Google’s motivation behind creating TensorFlow.js was to bring machine learning in the hands of web developers who generally do not have much experience with machine learning. It also aims at allowing experienced ML users and teaching enthusiasts to easily migrate their work to JS.
The TensorFlow.js architecture
TensorFlow.js, as the name suggests, is based on TensorFlow, with a few exceptions specific to the JS environment. This library comes with the following two sets of APIs:
- The Ops API facilitates lower-level linear algebra operations such as matrix, multiplication, tensor addition, and so on.
- The Layers API, similar to the Keras API, provide developers high-level model building blocks and best practices with emphasis on neural networks.
In order to support device-specific kernel implementations, TensorFlow.js has a concept of backends. Currently it supports three backends: the browser, WebGL, and Node.js. The two new rising web standards, WebAssembly and WebGPU, will also be supported as a backend by TensorFlow.js in the future.
To utilize the GPU for fast parallelized computations, TensorFlow.js relies on WebGL, a cross-platform web standard that provides low-level 3D graphics APIs. Among the three TensorFlow.js backends, the WebGL backend has the highest complexity.
As a fallback, TensorFlow.js provides a slower CPU implementation in plain JS. This fallback can run in any execution environment and is automatically used when the environment has no access to WebGL or the TensorFlow binary.
Current applications of TensorFlow.js
Since its launch, TensorFlow.js have seen its applications in various domains. Here are some of the interesting examples the paper lists:
TensorFlow.js is being used in applications that take gestural inputs with the help of webcam. Developers are using this library to build applications that translate sign language to speech translation, enable individuals with limited motor ability control a web browser with their face, and perform real-time facial recognition and pose-detection.
The library has facilitated ML researchers to make their algorithms more accessible to others. For instance, the Magenta.js library, developed by the Magenta team, provides in-browser access to generative music models. Porting to the web with TensorFlow.js has increased the visibility of their work with their audience, namely musicians.
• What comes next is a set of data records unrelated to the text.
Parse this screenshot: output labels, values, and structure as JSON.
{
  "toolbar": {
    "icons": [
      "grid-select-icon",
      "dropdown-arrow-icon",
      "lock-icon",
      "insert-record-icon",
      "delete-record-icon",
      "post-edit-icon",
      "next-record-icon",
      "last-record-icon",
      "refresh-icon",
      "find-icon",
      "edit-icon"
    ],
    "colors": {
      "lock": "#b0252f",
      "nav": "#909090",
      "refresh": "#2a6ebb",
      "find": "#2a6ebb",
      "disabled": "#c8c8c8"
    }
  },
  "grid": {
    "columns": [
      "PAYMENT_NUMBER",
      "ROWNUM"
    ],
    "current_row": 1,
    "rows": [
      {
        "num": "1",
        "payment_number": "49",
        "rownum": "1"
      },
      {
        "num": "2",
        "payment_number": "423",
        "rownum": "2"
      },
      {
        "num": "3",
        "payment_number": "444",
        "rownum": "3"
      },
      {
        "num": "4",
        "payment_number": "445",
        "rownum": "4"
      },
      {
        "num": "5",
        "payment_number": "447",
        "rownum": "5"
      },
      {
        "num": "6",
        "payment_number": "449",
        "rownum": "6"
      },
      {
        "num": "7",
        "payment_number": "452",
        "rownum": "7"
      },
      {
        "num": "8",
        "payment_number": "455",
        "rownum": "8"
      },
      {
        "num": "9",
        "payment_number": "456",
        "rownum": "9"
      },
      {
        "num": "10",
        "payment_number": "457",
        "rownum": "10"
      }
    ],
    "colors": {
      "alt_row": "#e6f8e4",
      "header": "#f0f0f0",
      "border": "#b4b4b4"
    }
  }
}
Desktop and production applications
Read the paper, Tensorflow.js: Machine Learning for the Web and Beyond, for more details.